* [What is expected] Copy the records exactly. Include every line.

── Working data ──

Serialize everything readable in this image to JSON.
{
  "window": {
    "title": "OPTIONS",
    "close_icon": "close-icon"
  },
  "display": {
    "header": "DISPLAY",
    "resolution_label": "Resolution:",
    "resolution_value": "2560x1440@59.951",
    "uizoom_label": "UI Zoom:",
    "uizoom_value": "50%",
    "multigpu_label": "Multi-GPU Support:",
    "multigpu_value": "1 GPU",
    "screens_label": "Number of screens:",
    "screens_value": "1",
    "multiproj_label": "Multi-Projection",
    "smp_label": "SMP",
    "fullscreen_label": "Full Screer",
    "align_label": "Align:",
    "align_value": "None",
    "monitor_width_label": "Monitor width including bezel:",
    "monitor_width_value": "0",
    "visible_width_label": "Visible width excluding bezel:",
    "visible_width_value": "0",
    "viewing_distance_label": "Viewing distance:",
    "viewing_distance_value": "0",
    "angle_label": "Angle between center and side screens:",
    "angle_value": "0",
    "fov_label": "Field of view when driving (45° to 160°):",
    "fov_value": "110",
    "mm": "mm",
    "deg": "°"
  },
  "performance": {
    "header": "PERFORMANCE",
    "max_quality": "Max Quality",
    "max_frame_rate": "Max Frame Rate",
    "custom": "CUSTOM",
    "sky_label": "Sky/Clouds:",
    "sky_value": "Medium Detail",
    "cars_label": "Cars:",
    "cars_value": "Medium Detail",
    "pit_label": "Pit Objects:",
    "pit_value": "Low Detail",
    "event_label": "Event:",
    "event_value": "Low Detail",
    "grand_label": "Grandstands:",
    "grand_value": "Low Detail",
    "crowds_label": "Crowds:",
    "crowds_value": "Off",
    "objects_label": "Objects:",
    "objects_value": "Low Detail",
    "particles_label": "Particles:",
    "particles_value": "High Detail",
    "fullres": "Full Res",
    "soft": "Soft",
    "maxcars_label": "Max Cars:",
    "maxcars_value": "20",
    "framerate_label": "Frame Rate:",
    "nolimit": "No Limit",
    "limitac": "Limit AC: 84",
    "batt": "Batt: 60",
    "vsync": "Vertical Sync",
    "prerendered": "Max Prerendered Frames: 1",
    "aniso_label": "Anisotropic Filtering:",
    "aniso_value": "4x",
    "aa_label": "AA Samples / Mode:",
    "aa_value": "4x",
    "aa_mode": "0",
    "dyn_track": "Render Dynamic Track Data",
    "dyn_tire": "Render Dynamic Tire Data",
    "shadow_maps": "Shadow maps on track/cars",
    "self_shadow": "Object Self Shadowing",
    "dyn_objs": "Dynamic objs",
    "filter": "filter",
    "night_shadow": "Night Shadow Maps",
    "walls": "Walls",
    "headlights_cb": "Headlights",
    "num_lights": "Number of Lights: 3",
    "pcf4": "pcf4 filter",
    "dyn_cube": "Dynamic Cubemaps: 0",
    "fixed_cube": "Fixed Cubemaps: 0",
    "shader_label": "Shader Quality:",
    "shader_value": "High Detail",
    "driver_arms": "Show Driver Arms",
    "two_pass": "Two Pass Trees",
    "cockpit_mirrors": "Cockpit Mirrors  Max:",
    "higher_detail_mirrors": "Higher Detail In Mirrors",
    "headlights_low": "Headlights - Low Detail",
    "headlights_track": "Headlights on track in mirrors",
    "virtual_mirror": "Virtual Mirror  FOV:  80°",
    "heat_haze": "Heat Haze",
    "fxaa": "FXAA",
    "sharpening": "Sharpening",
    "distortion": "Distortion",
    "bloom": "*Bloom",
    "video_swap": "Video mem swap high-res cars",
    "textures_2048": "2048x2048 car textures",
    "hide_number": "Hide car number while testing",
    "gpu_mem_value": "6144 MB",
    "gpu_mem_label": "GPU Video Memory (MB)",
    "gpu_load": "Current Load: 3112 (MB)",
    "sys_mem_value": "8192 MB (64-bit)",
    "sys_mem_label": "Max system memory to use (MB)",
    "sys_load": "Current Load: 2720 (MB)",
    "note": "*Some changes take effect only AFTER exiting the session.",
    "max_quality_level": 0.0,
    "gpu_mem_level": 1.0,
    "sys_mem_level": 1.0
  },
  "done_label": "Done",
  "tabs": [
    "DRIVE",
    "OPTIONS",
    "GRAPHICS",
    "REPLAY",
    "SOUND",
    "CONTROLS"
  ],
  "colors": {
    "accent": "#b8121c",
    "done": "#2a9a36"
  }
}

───

* [Task output]
Serialize everything readable in this image to JSON.
{
  "window": {
    "title": "OPTIONS",
    "close_icon": "close-icon"
  },
  "display": {
    "header": "DISPLAY",
    "resolution_label": "Resolution:",
    "resolution_value": "2560x1440@59.951",
    "uizoom_label": "UI Zoom:",
    "uizoom_value": "50%",
    "multigpu_label": "Multi-GPU Support:",
    "multigpu_value": "1 GPU",
    "screens_label": "Number of screens:",
    "screens_value": "1",
    "multiproj_label": "Multi-Projection",
    "smp_label": "SMP",
    "fullscreen_label": "Full Screer",
    "align_label": "Align:",
    "align_value": "None",
    "monitor_width_label": "Monitor width including bezel:",
    "monitor_width_value": "0",
    "visible_width_label": "Visible width excluding bezel:",
    "visible_width_value": "0",
    "viewing_distance_label": "Viewing distance:",
    "viewing_distance_value": "0",
    "angle_label": "Angle between center and side screens:",
    "angle_value": "0",
    "fov_label": "Field of view when driving (45° to 160°):",
    "fov_value": "110",
    "mm": "mm",
    "deg": "°"
  },
  "performance": {
    "header": "PERFORMANCE",
    "max_quality": "Max Quality",
    "max_frame_rate": "Max Frame Rate",
    "custom": "CUSTOM",
    "sky_label": "Sky/Clouds:",
    "sky_value": "Medium Detail",
    "cars_label": "Cars:",
    "cars_value": "Medium Detail",
    "pit_label": "Pit Objects:",
    "pit_value": "Low Detail",
    "event_label": "Event:",
    "event_value": "Low Detail",
    "grand_label": "Grandstands:",
    "grand_value": "Low Detail",
    "crowds_label": "Crowds:",
    "crowds_value": "Off",
    "objects_label": "Objects:",
    "objects_value": "Low Detail",
    "particles_label": "Particles:",
    "particles_value": "High Detail",
    "fullres": "Full Res",
    "soft": "Soft",
    "maxcars_label": "Max Cars:",
    "maxcars_value": "20",
    "framerate_label": "Frame Rate:",
    "nolimit": "No Limit",
    "limitac": "Limit AC: 84",
    "batt": "Batt: 60",
    "vsync": "Vertical Sync",
    "prerendered": "Max Prerendered Frames: 1",
    "aniso_label": "Anisotropic Filtering:",
    "aniso_value": "4x",
    "aa_label": "AA Samples / Mode:",
    "aa_value": "4x",
    "aa_mode": "0",
    "dyn_track": "Render Dynamic Track Data",
    "dyn_tire": "Render Dynamic Tire Data",
    "shadow_maps": "Shadow maps on track/cars",
    "self_shadow": "Object Self Shadowing",
    "dyn_objs": "Dynamic objs",
    "filter": "filter",
    "night_shadow": "Night Shadow Maps",
    "walls": "Walls",
    "headlights_cb": "Headlights",
    "num_lights": "Number of Lights: 3",
    "pcf4": "pcf4 filter",
    "dyn_cube": "Dynamic Cubemaps: 0",
    "fixed_cube": "Fixed Cubemaps: 0",
    "shader_label": "Shader Quality:",
    "shader_value": "High Detail",
    "driver_arms": "Show Driver Arms",
    "two_pass": "Two Pass Trees",
    "cockpit_mirrors": "Cockpit Mirrors  Max:",
    "higher_detail_mirrors": "Higher Detail In Mirrors",
    "headlights_low": "Headlights - Low Detail",
    "headlights_track": "Headlights on track in mirrors",
    "virtual_mirror": "Virtual Mirror  FOV:  80°",
    "heat_haze": "Heat Haze",
    "fxaa": "FXAA",
    "sharpening": "Sharpening",
    "distortion": "Distortion",
    "bloom": "*Bloom",
    "video_swap": "Video mem swap high-res cars",
    "textures_2048": "2048x2048 car textures",
    "hide_number": "Hide car number while testing",
    "gpu_mem_value": "6144 MB",
    "gpu_mem_label": "GPU Video Memory (MB)",
    "gpu_load": "Current Load: 3112 (MB)",
    "sys_mem_value": "8192 MB (64-bit)",
    "sys_mem_label": "Max system memory to use (MB)",
    "sys_load": "Current Load: 2720 (MB)",
    "note": "*Some changes take effect only AFTER exiting the session.",
    "max_quality_level": 0.0,
    "gpu_mem_level": 1.0,
    "sys_mem_level": 1.0
  },
  "done_label": "Done",
  "tabs": [
    "DRIVE",
    "OPTIONS",
    "GRAPHICS",
    "REPLAY",
    "SOUND",
    "CONTROLS"
  ],
  "colors": {
    "accent": "#b8121c",
    "done": "#2a9a36"
  }
}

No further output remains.